SOURCE MATERIAL:
=== Section Start ===

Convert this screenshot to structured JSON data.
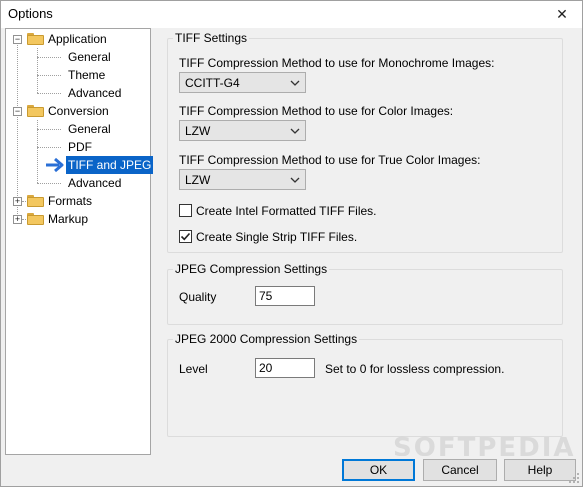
{
  "window": {
    "title": "Options",
    "close_glyph": "✕"
  },
  "tree": {
    "items": [
      {
        "label": "Application"
      },
      {
        "label": "General"
      },
      {
        "label": "Theme"
      },
      {
        "label": "Advanced"
      },
      {
        "label": "Conversion"
      },
      {
        "label": "General"
      },
      {
        "label": "PDF"
      },
      {
        "label": "TIFF and JPEG",
        "selected": true
      },
      {
        "label": "Advanced"
      },
      {
        "label": "Formats"
      },
      {
        "label": "Markup"
      }
    ],
    "collapse_glyph": "−",
    "expand_glyph": "+"
  },
  "tiff": {
    "title": "TIFF Settings",
    "mono_label": "TIFF Compression Method to use for Monochrome Images:",
    "mono_value": "CCITT-G4",
    "color_label": "TIFF Compression Method to use for Color Images:",
    "color_value": "LZW",
    "truecolor_label": "TIFF Compression Method to use for True Color Images:",
    "truecolor_value": "LZW",
    "intel_label": "Create Intel Formatted TIFF Files.",
    "intel_checked": false,
    "strip_label": "Create Single Strip TIFF Files.",
    "strip_checked": true
  },
  "jpeg": {
    "title": "JPEG Compression Settings",
    "quality_label": "Quality",
    "quality_value": "75"
  },
  "jpeg2000": {
    "title": "JPEG 2000 Compression Settings",
    "level_label": "Level",
    "level_value": "20",
    "hint": "Set to 0 for lossless compression."
  },
  "buttons": {
    "ok": "OK",
    "cancel": "Cancel",
    "help": "Help"
  },
  "watermark": "SOFTPEDIA",
  "colors": {
    "selection": "#0a64c8",
    "folder": "#f3c75f",
    "arrow": "#2a6fd6",
    "default_border": "#0078d7"
  }
}
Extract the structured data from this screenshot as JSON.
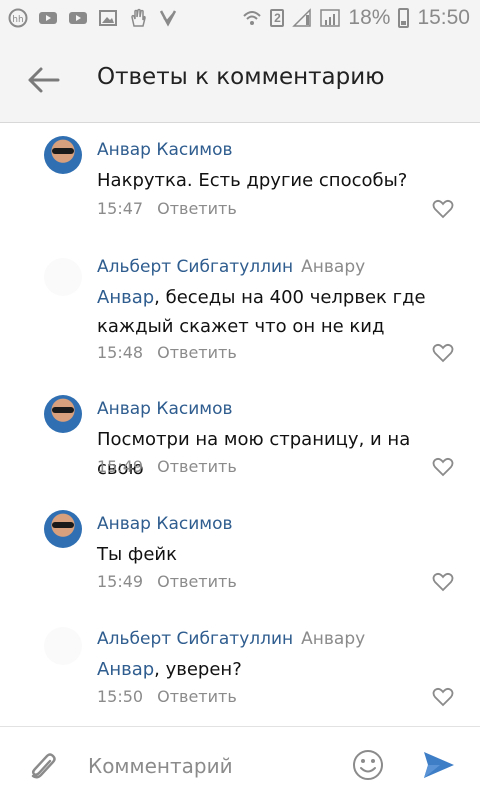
{
  "status_bar": {
    "left_icons": [
      "hh-icon",
      "youtube-icon",
      "youtube-icon",
      "image-icon",
      "hand-icon",
      "check-icon"
    ],
    "sim": "2",
    "battery": "18%",
    "time": "15:50"
  },
  "header": {
    "title": "Ответы к комментарию"
  },
  "comments": [
    {
      "author": "Анвар Касимов",
      "reply_to": "",
      "mention": "",
      "text": "Накрутка. Есть другие способы?",
      "time": "15:47",
      "reply_label": "Ответить"
    },
    {
      "author": "Альберт Сибгатуллин",
      "reply_to": "Анвару",
      "mention": "Анвар",
      "text": ", беседы на 400 челрвек где каждый скажет что он не кид",
      "time": "15:48",
      "reply_label": "Ответить"
    },
    {
      "author": "Анвар Касимов",
      "reply_to": "",
      "mention": "",
      "text": "Посмотри на мою страницу, и на свою",
      "time": "15:49",
      "reply_label": "Ответить"
    },
    {
      "author": "Анвар Касимов",
      "reply_to": "",
      "mention": "",
      "text": "Ты фейк",
      "time": "15:49",
      "reply_label": "Ответить"
    },
    {
      "author": "Альберт Сибгатуллин",
      "reply_to": "Анвару",
      "mention": "Анвар",
      "text": ", уверен?",
      "time": "15:50",
      "reply_label": "Ответить"
    }
  ],
  "composer": {
    "placeholder": "Комментарий"
  },
  "colors": {
    "link": "#2f5d8f",
    "muted": "#8b8b8b",
    "send": "#3e7ec7"
  }
}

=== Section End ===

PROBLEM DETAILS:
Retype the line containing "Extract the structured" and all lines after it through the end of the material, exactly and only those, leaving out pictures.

TASK OUTPUT:
Extract the structured data from this screenshot as JSON.
{
  "status_bar": {
    "left_icons": [
      "hh-icon",
      "youtube-icon",
      "youtube-icon",
      "image-icon",
      "hand-icon",
      "check-icon"
    ],
    "sim": "2",
    "battery": "18%",
    "time": "15:50"
  },
  "header": {
    "title": "Ответы к комментарию"
  },
  "comments": [
    {
      "author": "Анвар Касимов",
      "reply_to": "",
      "mention": "",
      "text": "Накрутка. Есть другие способы?",
      "time": "15:47",
      "reply_label": "Ответить"
    },
    {
      "author": "Альберт Сибгатуллин",
      "reply_to": "Анвару",
      "mention": "Анвар",
      "text": ", беседы на 400 челрвек где каждый скажет что он не кид",
      "time": "15:48",
      "reply_label": "Ответить"
    },
    {
      "author": "Анвар Касимов",
      "reply_to": "",
      "mention": "",
      "text": "Посмотри на мою страницу, и на свою",
      "time": "15:49",
      "reply_label": "Ответить"
    },
    {
      "author": "Анвар Касимов",
      "reply_to": "",
      "mention": "",
      "text": "Ты фейк",
      "time": "15:49",
      "reply_label": "Ответить"
    },
    {
      "author": "Альберт Сибгатуллин",
      "reply_to": "Анвару",
      "mention": "Анвар",
      "text": ", уверен?",
      "time": "15:50",
      "reply_label": "Ответить"
    }
  ],
  "composer": {
    "placeholder": "Комментарий"
  },
  "colors": {
    "link": "#2f5d8f",
    "muted": "#8b8b8b",
    "send": "#3e7ec7"
  }
}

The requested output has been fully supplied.